Opinion: The 2024 election is not an existential threat to democracy
Abraham Lincoln promised, ‘no administration, by any extreme of wickedness or folly, can very seriously injure the government in the short space of four years’
During a speech near the fabled Revolutionary encampment at Valley Forge, President Joe Biden drew a parallel between the embattled Continental army — exhausted but not defeated patriots placing their lives and fortunes on the altar of liberty — and today’s embittered political landscape. This November, he said, “Democracy is on the ballot. Your freedom is on the ballot.” Two weeks later at a rally in New Hampshire, former President Donald Trump declared that “Joe Biden is a threat to democracy.”
Pundits and politicians across the ideological spectrum have warned that the 2024 election could be our last; our country is facing an existential crisis and may not survive long past November.
They are all wrong.
No matter who wins the White House this year, 2024 will not be our nation’s last election. Democracy will not die if the Republican wins. The republic will survive if the Democrat wins.

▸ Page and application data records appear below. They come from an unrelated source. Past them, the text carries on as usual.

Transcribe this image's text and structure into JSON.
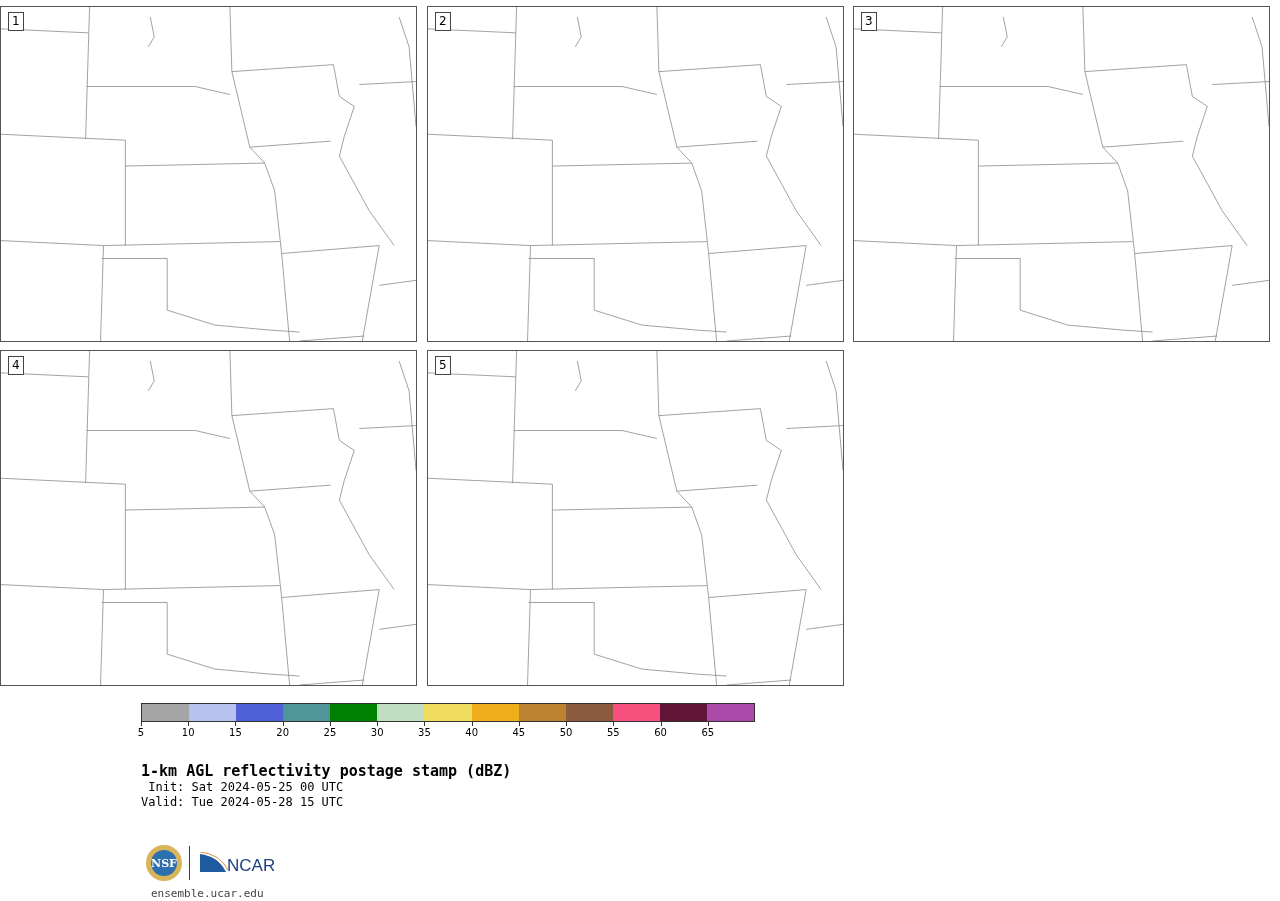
{
  "panels": [
    {
      "label": "1"
    },
    {
      "label": "2"
    },
    {
      "label": "3"
    },
    {
      "label": "4"
    },
    {
      "label": "5"
    }
  ],
  "colorbar": {
    "colors": [
      {
        "color": "#a5a5a5"
      },
      {
        "color": "#b7c3ee"
      },
      {
        "color": "#5060d6"
      },
      {
        "color": "#4f9599"
      },
      {
        "color": "#008000"
      },
      {
        "color": "#c0dfc0"
      },
      {
        "color": "#f0dc5e"
      },
      {
        "color": "#f0ae1a"
      },
      {
        "color": "#bb8330"
      },
      {
        "color": "#8b5a3f"
      },
      {
        "color": "#f5507e"
      },
      {
        "color": "#621636"
      },
      {
        "color": "#ab4aa8"
      }
    ],
    "ticks": [
      "5",
      "10",
      "15",
      "20",
      "25",
      "30",
      "35",
      "40",
      "45",
      "50",
      "55",
      "60",
      "65"
    ]
  },
  "title": "1-km AGL reflectivity postage stamp (dBZ)",
  "info_lines": [
    "Init: Sat 2024-05-25 00 UTC",
    "Valid: Tue 2024-05-28 15 UTC"
  ],
  "logos": {
    "nsf": "NSF",
    "ncar": "NCAR"
  },
  "url": "ensemble.ucar.edu"
}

In his first inaugural address, Abraham Lincoln acknowledged that his election as president had given seven states in the Deep South a “pretext” to rebel. To the so-called border states that might be persuaded to remain in the Union, Lincoln offered reassurance. Presidents come and go, but the country and its government belong to the American people. So long as “the people retain their virtue and vigilance,” Lincoln promised, “no administration, by any extreme of wickedness or folly, can very seriously injure the government in the short space of four years.”
It’s true that presidents can have a lasting impact for good or bad on the country. I’m not suggesting that the 2024 presidential election doesn’t matter. It does. But the arc of American history spans eras much wider than a presidential term. Our nation has endured civil and world wars, economic and natural disasters, internal and external attacks, and strident division. Yet despite the perils and missteps along the way, We the People are still marching, however imperfectly, toward the horizon of our more perfect union. No setback or roadblock or election loss will stop us.
The key to our forward momentum was taught by Lincoln over and over: virtue. A virtuous people are those who not only believe in the fundamental principles set forth in our founding documents, but also believe it is their duty to secure those rights for others and preserve them for future generations. A virtuous people see the humanity in one another, even when they disagree. A virtuous people believe, like Lincoln, that ballots are better than bullets, and “what they cannot take by an election, neither can they take it by a war.”
Recent reports have confirmed the disturbing trend of political violence and threats since the 2020 election. Not only have actual threats to elected officials dramatically increased, but so too has the general acceptance of and support for political violence among the right and left. This should alarm every rational American.
It is said that politicians mirror the people, but it is also true that the people reflect what they see in their politicians. Since we mirror one another, we each bear some responsibility for the beauty and ugliness in our nation. As November approaches, be aware of politicians who use the tactics of fear and division to mobilize support. Reject the poison of conflict entrepreneurs who weaponize victimhood to exploit the worst qualities of our human nature. Resolve today to honor the outcome of the election, whatever it may be.
Regardless of who occupies the White House, we, the American people, must open our hearts to “the better angels of our nature” and individually commit to embody Lincoln’s ideas of virtue; treating others with charity, not malice, accepting the results of free and fair elections, winning with grace, losing with dignity and understanding that neither victory nor defeat is permanent — there is always another election around the corner.
Lt. Gov. Deidre Henderson is the ninth lieutenant governor of the state of Utah.